In turn, the damaged blood vessels can raise your chances of developing cataracts. Also, if you have high glucose levels over an extended period, enzymes in your eye lens may convert the glucose to sorbitol.
Sorbitol can make your lens swell, contributing to blurry vision.
Prolonged Use of Corticosteroids
Corticosteroids are medications used to reduce inflammation. However, long-term use of corticosteroids prescribed for blood disorders, severe allergies, and other health conditions can speed up the development of cataracts.
Certain lifestyle choices can accelerate the formation of cataracts. They include:
- Excessive drinking
- Too much exposure to the sun’s UV rays
What Are the Treatment Options for Cataracts?
When cataracts are first developing, prescription glasses or contact lenses and stronger lighting can help you see clearly when you have cataracts. But eventually, your eye doctor will recommend surgery if poor vision from cataracts interferes with everyday activities like driving, reading, cooking, or watching TV.
Cataract surgery is the only way to get rid of cataracts for good and restore clear vision. During cataract surgery, your cataract surgeon will remove the cloudy lens and replace it with a new artificial lens called an intraocular lens (IOL).
The artificial lens implant is designed to remain permanently in your eye. There are different types of IOLs, including those that can provide clear vision at all distances.
Your ophthalmologist will discuss the various IOL options available before your procedure and help you choose one that meets your vision needs and lifestyle.
Can You Prevent Cataracts?
There’s no research that shows how to prevent cataracts. However, eye doctors suggest the following strategies to reduce your risk of developing cataracts early:
If you smoke, you can ask your doctor to help you stop.

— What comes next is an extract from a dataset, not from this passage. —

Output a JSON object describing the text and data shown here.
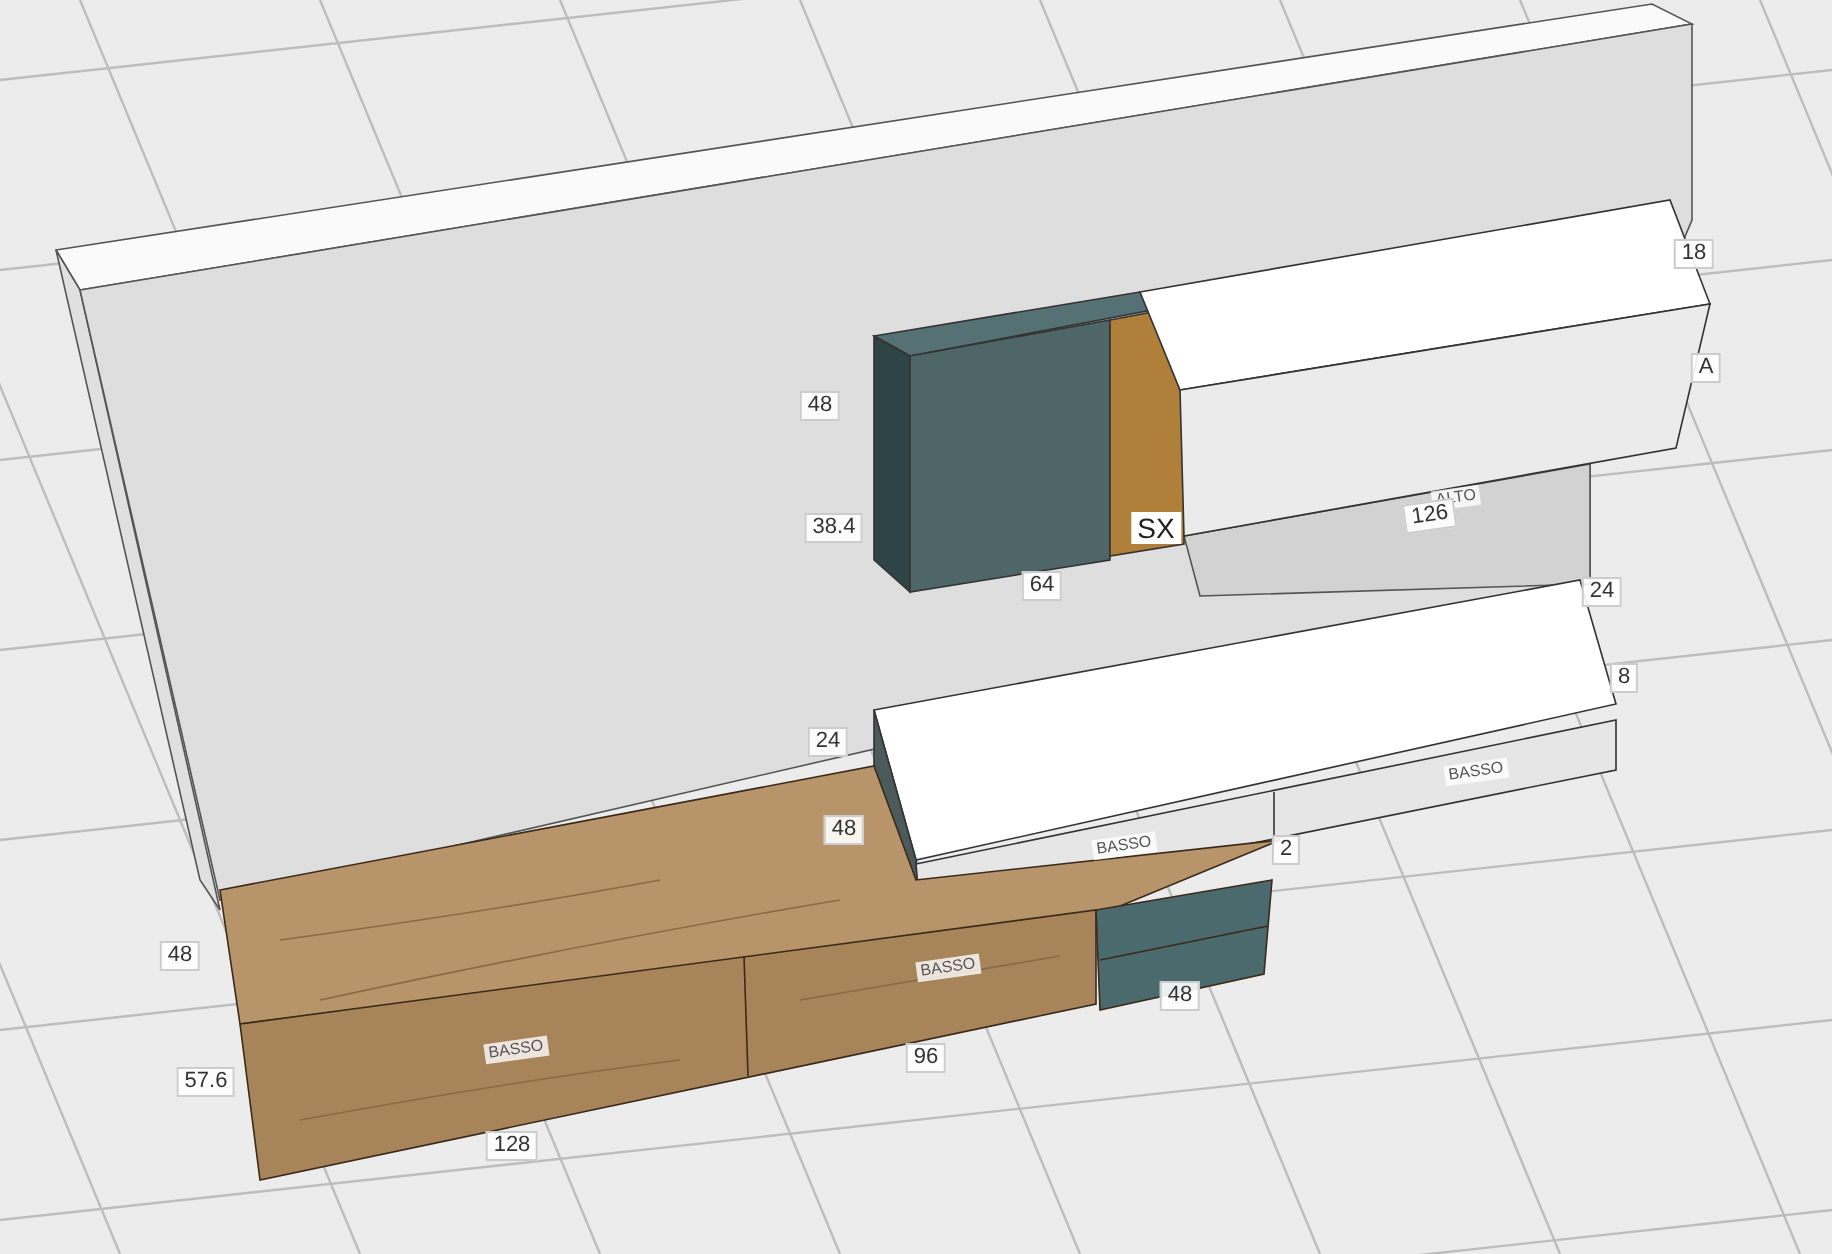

Maintain Healthy Glucose Levels
For people with diabetes, it’s important to keep sugar levels in check to lower the risk of getting cataracts.
Wear high-quality sunglasses that block 99 percent to 100 percent of UVA and UVB rays. Also, invest in wide-brimmed hats to ensure your eyes are protected from all sides when you’re outdoors.

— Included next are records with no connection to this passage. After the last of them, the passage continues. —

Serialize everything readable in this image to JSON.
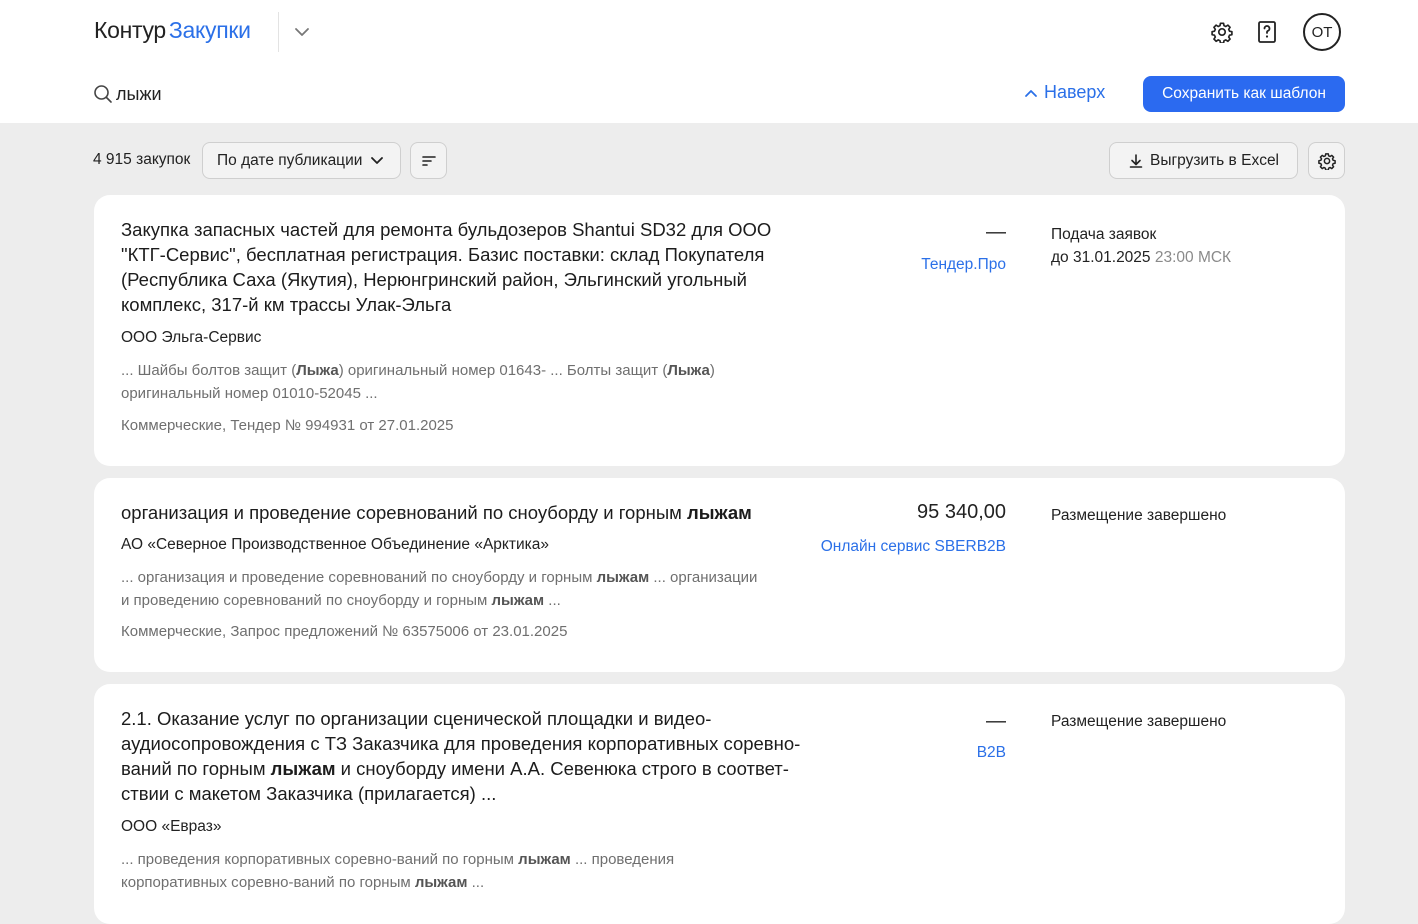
{
  "header": {
    "logo_brand": "Контур",
    "logo_product": "Закупки",
    "avatar_initials": "ОТ"
  },
  "search": {
    "value": "лыжи",
    "up_label": "Наверх",
    "save_template_label": "Сохранить как шаблон"
  },
  "toolbar": {
    "count": "4 915 закупок",
    "sort_value": "По дате публикации",
    "export_label": "Выгрузить в Excel"
  },
  "colors": {
    "accent": "#2b70e8",
    "button_primary": "#2b6af0",
    "page_background": "#ededed"
  },
  "cards": [
    {
      "title_parts": [
        {
          "text": "Закупка запасных частей для ремонта бульдозеров Shantui SD32 для ООО \"КТГ-Сервис\", бесплатная регистрация. Базис поставки: склад Покупателя (Республика Саха (Якутия), Нерюнгринский район, Эльгинский угольный комплекс, 317-й км трассы Улак-Эльга",
          "bold": false
        }
      ],
      "customer": "ООО Эльга-Сервис",
      "snippet_parts": [
        {
          "text": "... Шайбы болтов защит (",
          "bold": false
        },
        {
          "text": "Лыжа",
          "bold": true
        },
        {
          "text": ") оригинальный номер 01643- ... Болты защит (",
          "bold": false
        },
        {
          "text": "Лыжа",
          "bold": true
        },
        {
          "text": ") оригинальный номер 01010-52045 ...",
          "bold": false
        }
      ],
      "meta": "Коммерческие, Тендер № 994931 от 27.01.2025",
      "price": "—",
      "platform": "Тендер.Про",
      "status_line1": "Подача заявок",
      "status_line2": "до 31.01.2025",
      "status_time": "23:00 МСК"
    },
    {
      "title_parts": [
        {
          "text": "организация и проведение соревнований по сноуборду и горным ",
          "bold": false
        },
        {
          "text": "лыжам",
          "bold": true
        }
      ],
      "customer": "АО «Северное Производственное Объединение «Арктика»",
      "snippet_parts": [
        {
          "text": "... организация и проведение соревнований по сноуборду и горным ",
          "bold": false
        },
        {
          "text": "лыжам",
          "bold": true
        },
        {
          "text": " ... организации и проведению соревнований по сноуборду и горным ",
          "bold": false
        },
        {
          "text": "лыжам",
          "bold": true
        },
        {
          "text": " ...",
          "bold": false
        }
      ],
      "meta": "Коммерческие, Запрос предложений № 63575006 от 23.01.2025",
      "price": "95 340,00",
      "platform": "Онлайн сервис SBERB2B",
      "status_line1": "Размещение завершено"
    },
    {
      "title_parts": [
        {
          "text": "2.1. Оказание услуг по организации сценической площадки и видео-аудиосопровождения с ТЗ Заказчика для проведения корпоративных соревно-ваний по горным ",
          "bold": false
        },
        {
          "text": "лыжам",
          "bold": true
        },
        {
          "text": " и сноуборду имени А.А. Севенюка строго в соответ-ствии с макетом Заказчика (прилагается) ...",
          "bold": false
        }
      ],
      "customer": "ООО «Евраз»",
      "snippet_parts": [
        {
          "text": "... проведения корпоративных соревно-ваний по горным ",
          "bold": false
        },
        {
          "text": "лыжам",
          "bold": true
        },
        {
          "text": " ... проведения корпоративных соревно-ваний по горным ",
          "bold": false
        },
        {
          "text": "лыжам",
          "bold": true
        },
        {
          "text": " ...",
          "bold": false
        }
      ],
      "price": "—",
      "platform": "B2B",
      "status_line1": "Размещение завершено"
    }
  ]
}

Add a variety of leafy greens and colorful fruits into your diet, including avocados, bell pepper, citrus fruits, broccoli, carrots, green peas, red grapes, kiwifruit, sweet potatoes, kale, and spinach. All these have essential nutrients and antioxidants that support your eye health.

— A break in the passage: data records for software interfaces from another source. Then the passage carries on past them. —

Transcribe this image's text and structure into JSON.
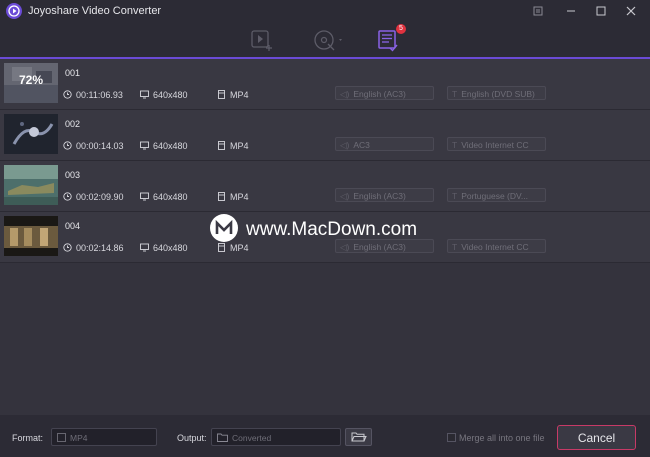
{
  "window": {
    "title": "Joyoshare Video Converter"
  },
  "toolbar": {
    "list_badge": "5"
  },
  "files": [
    {
      "name": "001",
      "duration": "00:11:06.93",
      "resolution": "640x480",
      "format": "MP4",
      "audio": "English (AC3)",
      "subtitle": "English (DVD SUB)",
      "progress_label": "72%"
    },
    {
      "name": "002",
      "duration": "00:00:14.03",
      "resolution": "640x480",
      "format": "MP4",
      "audio": "AC3",
      "subtitle": "Video Internet CC",
      "progress_label": ""
    },
    {
      "name": "003",
      "duration": "00:02:09.90",
      "resolution": "640x480",
      "format": "MP4",
      "audio": "English (AC3)",
      "subtitle": "Portuguese (DV...",
      "progress_label": ""
    },
    {
      "name": "004",
      "duration": "00:02:14.86",
      "resolution": "640x480",
      "format": "MP4",
      "audio": "English (AC3)",
      "subtitle": "Video Internet CC",
      "progress_label": ""
    }
  ],
  "bottom": {
    "format_label": "Format:",
    "format_value": "MP4",
    "output_label": "Output:",
    "output_value": "Converted",
    "merge_label": "Merge all into one file",
    "cancel_label": "Cancel"
  },
  "watermark": {
    "text": "www.MacDown.com"
  },
  "colors": {
    "accent": "#6b4bd6",
    "cancel_border": "#c73a67",
    "badge": "#e0323f"
  },
  "icons": {
    "app": "joyoshare-logo-icon",
    "add_video": "add-video-icon",
    "add_dvd": "add-dvd-icon",
    "convert_list": "convert-list-icon",
    "clock": "clock-icon",
    "monitor": "monitor-icon",
    "file": "file-icon",
    "audio": "audio-icon",
    "subtitle": "subtitle-icon",
    "folder": "folder-icon"
  }
}
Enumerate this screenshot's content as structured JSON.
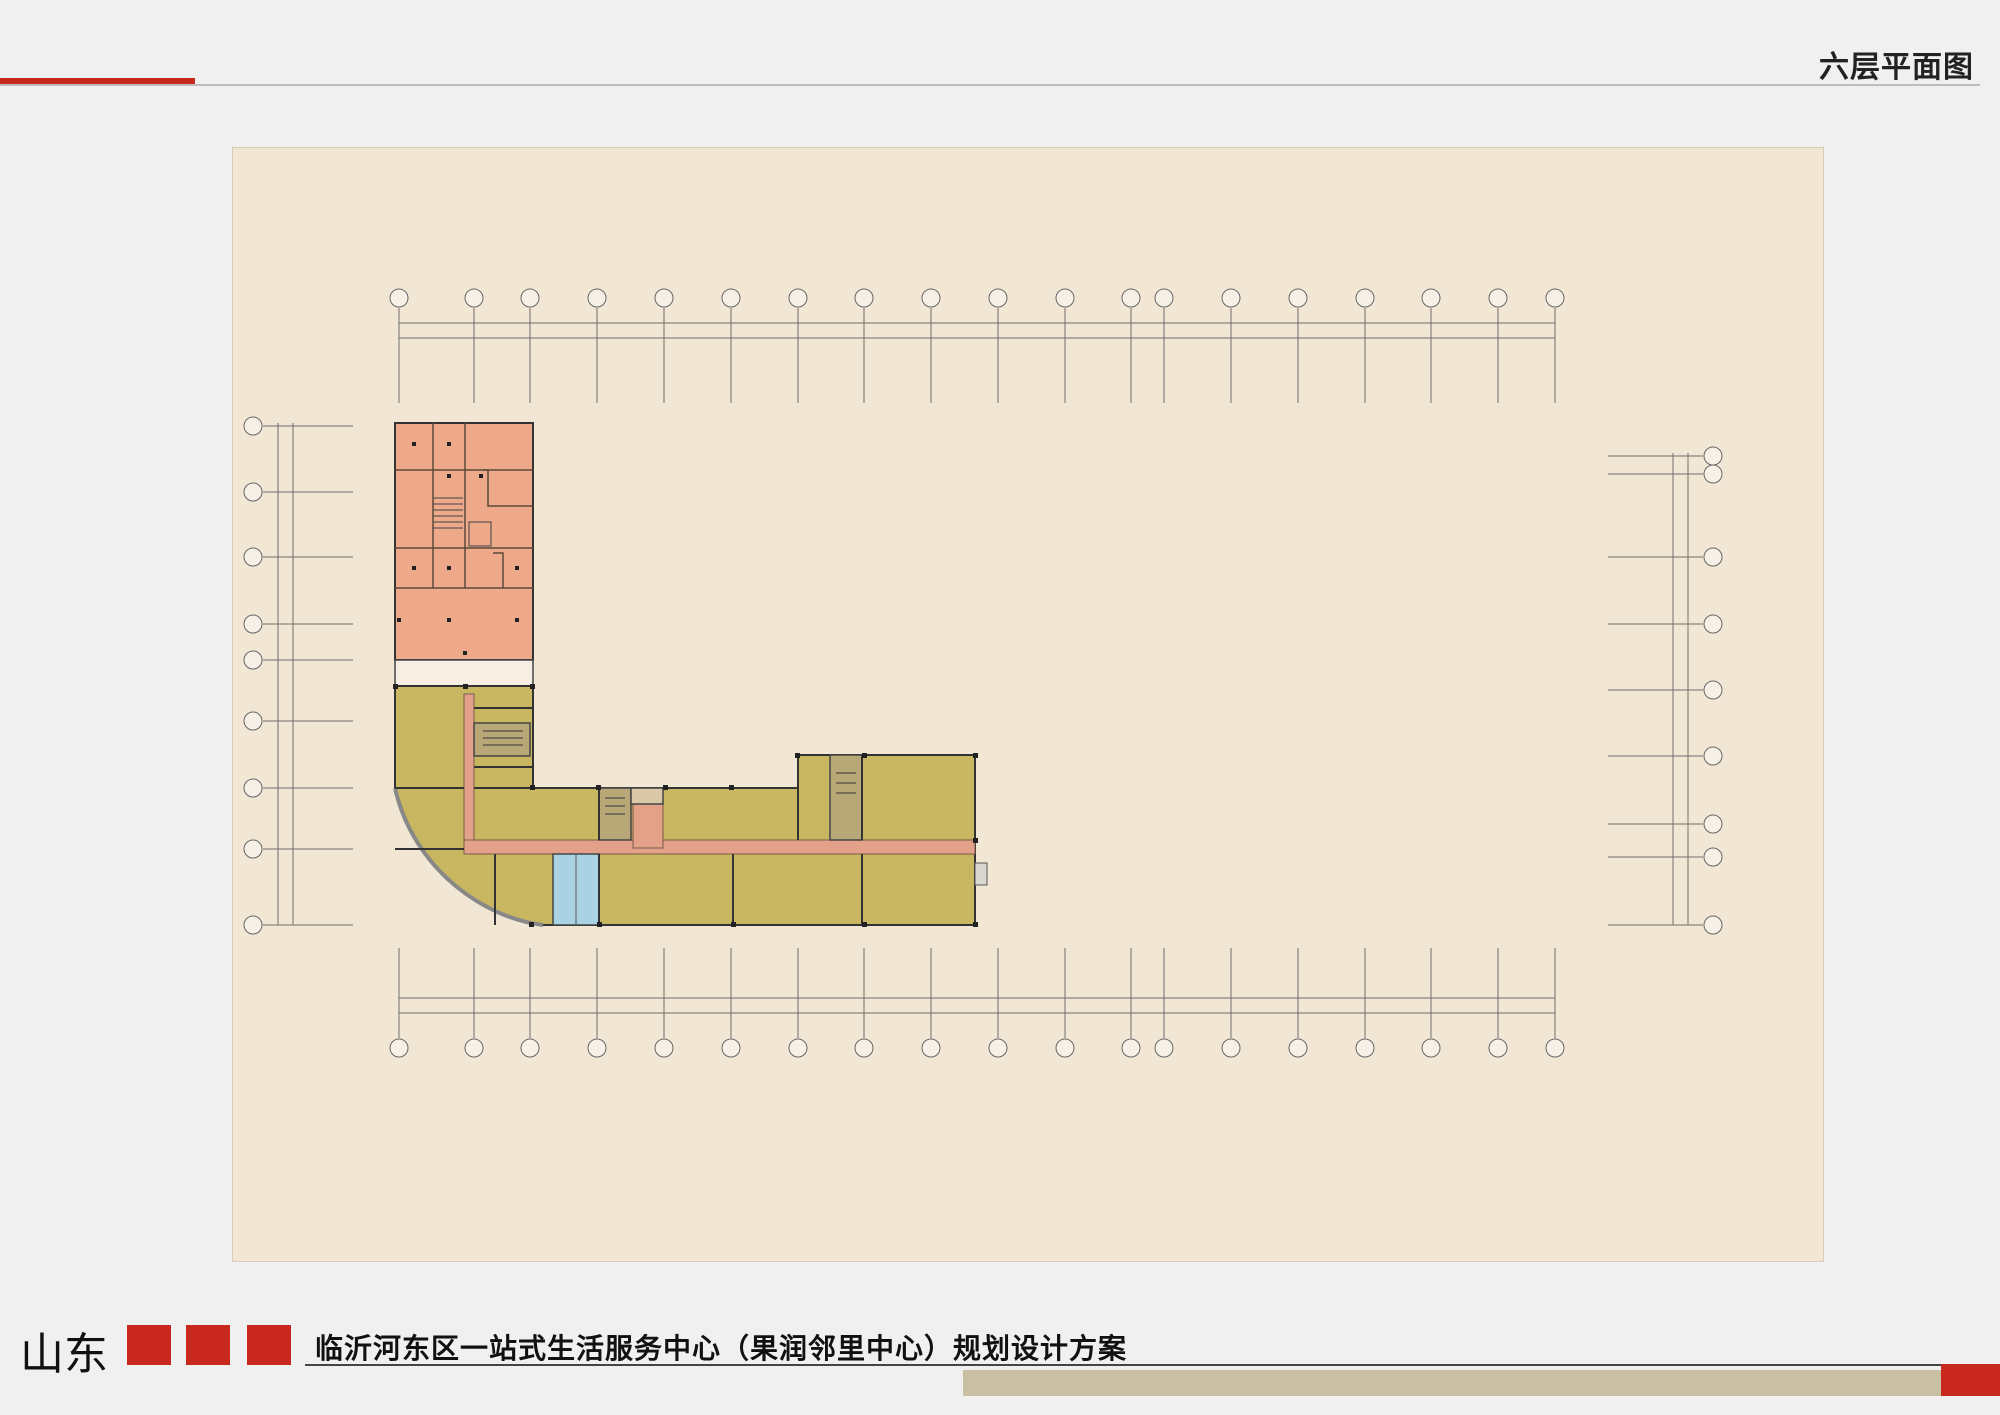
{
  "header": {
    "title": "六层平面图"
  },
  "footer": {
    "brand": "山东",
    "project_title": "临沂河东区一站式生活服务中心（果润邻里中心）规划设计方案"
  },
  "colors": {
    "accent_red": "#c8281e",
    "sheet_background": "#f2e6d4",
    "office_zone": "#eda98a",
    "commercial_zone": "#c9b660",
    "corridor": "#e3a18a",
    "core": "#b8a878",
    "elevator": "#a9d3e3"
  },
  "icons": {
    "grid_axis_bubble": "circle-with-label"
  }
}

Reduce Alcohol Intake
You don’t have to give up drinking altogether. Limiting your alcoholic beverages to one drink per day can decrease your risk of cataracts.
Although corticosteroids are very beneficial, care should be taken when using them. If you’re taking corticosteroids, discuss the potential risks with your healthcare provider.
Ask if there other treatment options instead or avoid using corticosteroids for prolonged periods.
Get Regular Eye Exams
Frequent eye examinations at Sierra Nevada Eye Center are essential in reducing the risk of cataract-related vision loss and maintaining your eye health. The experienced eye doctors at Sierra can detect a cataract early, closely monitor it, and recommend surgery before it significantly affects your vision.
Are you experiencing symptoms of cataracts? Schedule an appointment at Sierra Nevada Eye Center in Carson City, NV, today!